TASK ITEM:
Only lines containing "subtitle" belong in the answer, each copied from the entries below.

(Page and application data records)
======

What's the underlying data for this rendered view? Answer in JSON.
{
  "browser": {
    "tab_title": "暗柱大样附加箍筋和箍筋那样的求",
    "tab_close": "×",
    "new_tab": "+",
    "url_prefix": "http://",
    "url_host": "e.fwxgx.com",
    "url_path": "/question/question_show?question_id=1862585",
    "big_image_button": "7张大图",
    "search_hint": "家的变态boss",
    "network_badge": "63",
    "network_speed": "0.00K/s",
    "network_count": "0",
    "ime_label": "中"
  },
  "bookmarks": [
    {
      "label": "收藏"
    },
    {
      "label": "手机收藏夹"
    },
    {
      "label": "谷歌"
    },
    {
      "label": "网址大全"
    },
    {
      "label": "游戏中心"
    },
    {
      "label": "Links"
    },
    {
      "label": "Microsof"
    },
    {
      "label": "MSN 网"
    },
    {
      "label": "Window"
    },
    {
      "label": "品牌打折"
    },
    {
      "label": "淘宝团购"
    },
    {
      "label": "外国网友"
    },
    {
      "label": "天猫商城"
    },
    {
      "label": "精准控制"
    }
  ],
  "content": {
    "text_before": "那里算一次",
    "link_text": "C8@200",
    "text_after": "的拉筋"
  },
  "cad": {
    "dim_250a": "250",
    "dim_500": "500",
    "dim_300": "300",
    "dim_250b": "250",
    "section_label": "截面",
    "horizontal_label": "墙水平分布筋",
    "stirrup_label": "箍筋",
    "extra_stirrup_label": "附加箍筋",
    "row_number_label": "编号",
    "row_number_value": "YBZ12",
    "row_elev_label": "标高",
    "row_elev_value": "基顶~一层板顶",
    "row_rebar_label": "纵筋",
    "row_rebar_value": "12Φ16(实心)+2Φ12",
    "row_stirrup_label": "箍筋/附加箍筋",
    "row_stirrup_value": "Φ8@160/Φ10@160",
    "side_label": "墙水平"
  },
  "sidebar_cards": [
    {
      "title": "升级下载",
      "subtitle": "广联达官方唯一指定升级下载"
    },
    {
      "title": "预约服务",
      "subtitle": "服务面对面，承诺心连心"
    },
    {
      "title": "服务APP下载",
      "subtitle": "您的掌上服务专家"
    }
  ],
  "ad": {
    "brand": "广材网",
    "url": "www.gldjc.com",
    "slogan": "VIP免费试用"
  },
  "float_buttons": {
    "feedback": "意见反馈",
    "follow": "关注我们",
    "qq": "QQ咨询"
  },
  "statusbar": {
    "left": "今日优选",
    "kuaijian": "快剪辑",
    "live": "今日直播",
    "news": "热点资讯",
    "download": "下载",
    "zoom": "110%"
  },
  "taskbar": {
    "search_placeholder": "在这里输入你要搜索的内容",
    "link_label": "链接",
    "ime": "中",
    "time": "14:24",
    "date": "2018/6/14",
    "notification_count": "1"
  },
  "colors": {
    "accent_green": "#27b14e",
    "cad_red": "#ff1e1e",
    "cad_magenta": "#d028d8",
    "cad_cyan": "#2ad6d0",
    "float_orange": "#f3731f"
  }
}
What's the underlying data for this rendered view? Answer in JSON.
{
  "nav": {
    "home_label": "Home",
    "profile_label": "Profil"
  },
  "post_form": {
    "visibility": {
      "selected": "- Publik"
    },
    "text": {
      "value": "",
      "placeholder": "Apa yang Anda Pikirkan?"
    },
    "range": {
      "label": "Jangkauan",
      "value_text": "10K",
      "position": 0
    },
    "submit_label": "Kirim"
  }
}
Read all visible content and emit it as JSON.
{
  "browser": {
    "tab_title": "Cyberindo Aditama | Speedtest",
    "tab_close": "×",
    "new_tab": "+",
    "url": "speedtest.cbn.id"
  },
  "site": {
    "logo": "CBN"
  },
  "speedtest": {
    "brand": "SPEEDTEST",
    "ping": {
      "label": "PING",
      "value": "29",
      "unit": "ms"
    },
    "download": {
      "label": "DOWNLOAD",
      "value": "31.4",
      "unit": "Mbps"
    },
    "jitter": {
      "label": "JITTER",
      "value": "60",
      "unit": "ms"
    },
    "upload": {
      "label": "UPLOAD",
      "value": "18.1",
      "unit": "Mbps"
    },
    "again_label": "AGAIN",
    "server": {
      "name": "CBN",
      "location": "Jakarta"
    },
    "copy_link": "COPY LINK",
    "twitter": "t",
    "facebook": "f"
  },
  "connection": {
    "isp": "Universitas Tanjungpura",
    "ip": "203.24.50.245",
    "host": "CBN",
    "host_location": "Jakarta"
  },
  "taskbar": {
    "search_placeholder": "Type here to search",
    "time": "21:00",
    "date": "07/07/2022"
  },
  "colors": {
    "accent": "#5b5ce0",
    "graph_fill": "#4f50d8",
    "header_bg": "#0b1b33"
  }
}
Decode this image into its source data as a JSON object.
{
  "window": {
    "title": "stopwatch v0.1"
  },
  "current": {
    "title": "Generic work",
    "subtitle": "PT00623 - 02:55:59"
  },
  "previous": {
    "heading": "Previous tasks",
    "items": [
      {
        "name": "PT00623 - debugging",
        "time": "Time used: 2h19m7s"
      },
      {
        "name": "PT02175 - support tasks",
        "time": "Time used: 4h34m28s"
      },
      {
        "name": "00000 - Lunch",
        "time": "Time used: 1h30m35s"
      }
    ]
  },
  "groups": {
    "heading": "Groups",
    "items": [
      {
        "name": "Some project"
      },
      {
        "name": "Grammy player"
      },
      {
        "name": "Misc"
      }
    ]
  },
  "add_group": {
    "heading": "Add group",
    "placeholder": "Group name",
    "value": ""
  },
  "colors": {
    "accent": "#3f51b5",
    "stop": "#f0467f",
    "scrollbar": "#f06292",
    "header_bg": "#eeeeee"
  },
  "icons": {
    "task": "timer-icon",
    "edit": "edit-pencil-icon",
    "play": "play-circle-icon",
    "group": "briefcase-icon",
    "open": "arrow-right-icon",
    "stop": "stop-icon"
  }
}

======

RESPONSE TO THE TASK:
      "subtitle": "广联达官方唯一指定升级下载"
      "subtitle": "服务面对面，承诺心连心"
      "subtitle": "您的掌上服务专家"
    "subtitle": "PT00623 - 02:55:59"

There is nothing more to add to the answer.